The euro has been under pressure on Monday and is poised for more losses until the end of the year. After Friday’s EU Summit, investors are beginning to digest the outcome of the new EU accord that aims at treaty changes in order to forge tighter fiscal controls amongst euro zone member countries.
Initial reaction was positive, and euro was given a slight lift on Friday. By Monday, sentiment was damp once again, also exacerbated by Moody’s negative comments.
While the new accord aims for stricter budget discipline amongst the 17 euro member economies, investors are concerned that this new deal does not deal with the immediate problem and does not offer how to deal with the main issue facing the euro zone, which is more economic growth.
“The fundamental problem in the most troubled European countries is the debt burden is growing at a faster rate than their economies are,” said Michael Cheah, who manages a $1 billion fixed income fund at SunAmerica Asset Management in Jersey City, New Jersey. “That’s been the problem for a long time. Yet the only solution we get is more discipline, more austerity.”
Thus, while the proposed changes to the treaty include measures that would make it harder for governments to wriggle out of their highly unpopular and painful austerity programs, this may be good to prevent future debt crises, but in the short term this could actually hurt growth.
Especially affected will be weaker countries such as Greece, Portugal and even Italy, where already large debt burdens will make growth harder.
Italy’s government, for instance, presented a 30 billion euro ($40 billion) package of spending cuts and tax hikes this week even though the economy is forecast to shrink by 0.5 percent this year and post zero growth in 2013.
Many analysts believe that the euro zone is already in recession. Meanwhile, the European Central Bank this week downplayed its growth projections for 2012.
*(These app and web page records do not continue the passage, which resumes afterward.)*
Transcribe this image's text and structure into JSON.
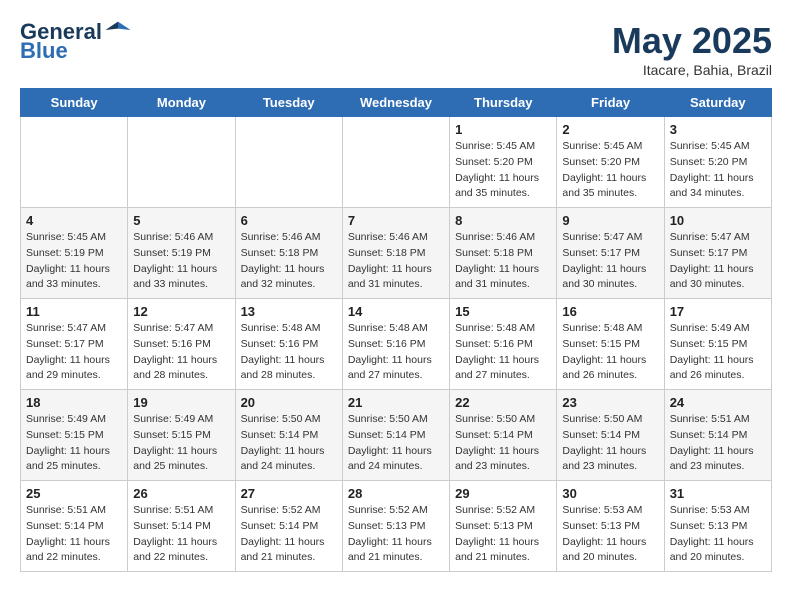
{
  "header": {
    "logo_line1": "General",
    "logo_line2": "Blue",
    "month": "May 2025",
    "location": "Itacare, Bahia, Brazil"
  },
  "days_of_week": [
    "Sunday",
    "Monday",
    "Tuesday",
    "Wednesday",
    "Thursday",
    "Friday",
    "Saturday"
  ],
  "weeks": [
    [
      {
        "day": "",
        "info": ""
      },
      {
        "day": "",
        "info": ""
      },
      {
        "day": "",
        "info": ""
      },
      {
        "day": "",
        "info": ""
      },
      {
        "day": "1",
        "info": "Sunrise: 5:45 AM\nSunset: 5:20 PM\nDaylight: 11 hours\nand 35 minutes."
      },
      {
        "day": "2",
        "info": "Sunrise: 5:45 AM\nSunset: 5:20 PM\nDaylight: 11 hours\nand 35 minutes."
      },
      {
        "day": "3",
        "info": "Sunrise: 5:45 AM\nSunset: 5:20 PM\nDaylight: 11 hours\nand 34 minutes."
      }
    ],
    [
      {
        "day": "4",
        "info": "Sunrise: 5:45 AM\nSunset: 5:19 PM\nDaylight: 11 hours\nand 33 minutes."
      },
      {
        "day": "5",
        "info": "Sunrise: 5:46 AM\nSunset: 5:19 PM\nDaylight: 11 hours\nand 33 minutes."
      },
      {
        "day": "6",
        "info": "Sunrise: 5:46 AM\nSunset: 5:18 PM\nDaylight: 11 hours\nand 32 minutes."
      },
      {
        "day": "7",
        "info": "Sunrise: 5:46 AM\nSunset: 5:18 PM\nDaylight: 11 hours\nand 31 minutes."
      },
      {
        "day": "8",
        "info": "Sunrise: 5:46 AM\nSunset: 5:18 PM\nDaylight: 11 hours\nand 31 minutes."
      },
      {
        "day": "9",
        "info": "Sunrise: 5:47 AM\nSunset: 5:17 PM\nDaylight: 11 hours\nand 30 minutes."
      },
      {
        "day": "10",
        "info": "Sunrise: 5:47 AM\nSunset: 5:17 PM\nDaylight: 11 hours\nand 30 minutes."
      }
    ],
    [
      {
        "day": "11",
        "info": "Sunrise: 5:47 AM\nSunset: 5:17 PM\nDaylight: 11 hours\nand 29 minutes."
      },
      {
        "day": "12",
        "info": "Sunrise: 5:47 AM\nSunset: 5:16 PM\nDaylight: 11 hours\nand 28 minutes."
      },
      {
        "day": "13",
        "info": "Sunrise: 5:48 AM\nSunset: 5:16 PM\nDaylight: 11 hours\nand 28 minutes."
      },
      {
        "day": "14",
        "info": "Sunrise: 5:48 AM\nSunset: 5:16 PM\nDaylight: 11 hours\nand 27 minutes."
      },
      {
        "day": "15",
        "info": "Sunrise: 5:48 AM\nSunset: 5:16 PM\nDaylight: 11 hours\nand 27 minutes."
      },
      {
        "day": "16",
        "info": "Sunrise: 5:48 AM\nSunset: 5:15 PM\nDaylight: 11 hours\nand 26 minutes."
      },
      {
        "day": "17",
        "info": "Sunrise: 5:49 AM\nSunset: 5:15 PM\nDaylight: 11 hours\nand 26 minutes."
      }
    ],
    [
      {
        "day": "18",
        "info": "Sunrise: 5:49 AM\nSunset: 5:15 PM\nDaylight: 11 hours\nand 25 minutes."
      },
      {
        "day": "19",
        "info": "Sunrise: 5:49 AM\nSunset: 5:15 PM\nDaylight: 11 hours\nand 25 minutes."
      },
      {
        "day": "20",
        "info": "Sunrise: 5:50 AM\nSunset: 5:14 PM\nDaylight: 11 hours\nand 24 minutes."
      },
      {
        "day": "21",
        "info": "Sunrise: 5:50 AM\nSunset: 5:14 PM\nDaylight: 11 hours\nand 24 minutes."
      },
      {
        "day": "22",
        "info": "Sunrise: 5:50 AM\nSunset: 5:14 PM\nDaylight: 11 hours\nand 23 minutes."
      },
      {
        "day": "23",
        "info": "Sunrise: 5:50 AM\nSunset: 5:14 PM\nDaylight: 11 hours\nand 23 minutes."
      },
      {
        "day": "24",
        "info": "Sunrise: 5:51 AM\nSunset: 5:14 PM\nDaylight: 11 hours\nand 23 minutes."
      }
    ],
    [
      {
        "day": "25",
        "info": "Sunrise: 5:51 AM\nSunset: 5:14 PM\nDaylight: 11 hours\nand 22 minutes."
      },
      {
        "day": "26",
        "info": "Sunrise: 5:51 AM\nSunset: 5:14 PM\nDaylight: 11 hours\nand 22 minutes."
      },
      {
        "day": "27",
        "info": "Sunrise: 5:52 AM\nSunset: 5:14 PM\nDaylight: 11 hours\nand 21 minutes."
      },
      {
        "day": "28",
        "info": "Sunrise: 5:52 AM\nSunset: 5:13 PM\nDaylight: 11 hours\nand 21 minutes."
      },
      {
        "day": "29",
        "info": "Sunrise: 5:52 AM\nSunset: 5:13 PM\nDaylight: 11 hours\nand 21 minutes."
      },
      {
        "day": "30",
        "info": "Sunrise: 5:53 AM\nSunset: 5:13 PM\nDaylight: 11 hours\nand 20 minutes."
      },
      {
        "day": "31",
        "info": "Sunrise: 5:53 AM\nSunset: 5:13 PM\nDaylight: 11 hours\nand 20 minutes."
      }
    ]
  ]
}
Credit ratings agencies have already threatened to downgrade euro zone economies. Standard and Poor’s threatened to cut even AAA rated countries like France and Germany. Moody’s today said they will still review euro zone countries rating in the first quarter of 2012.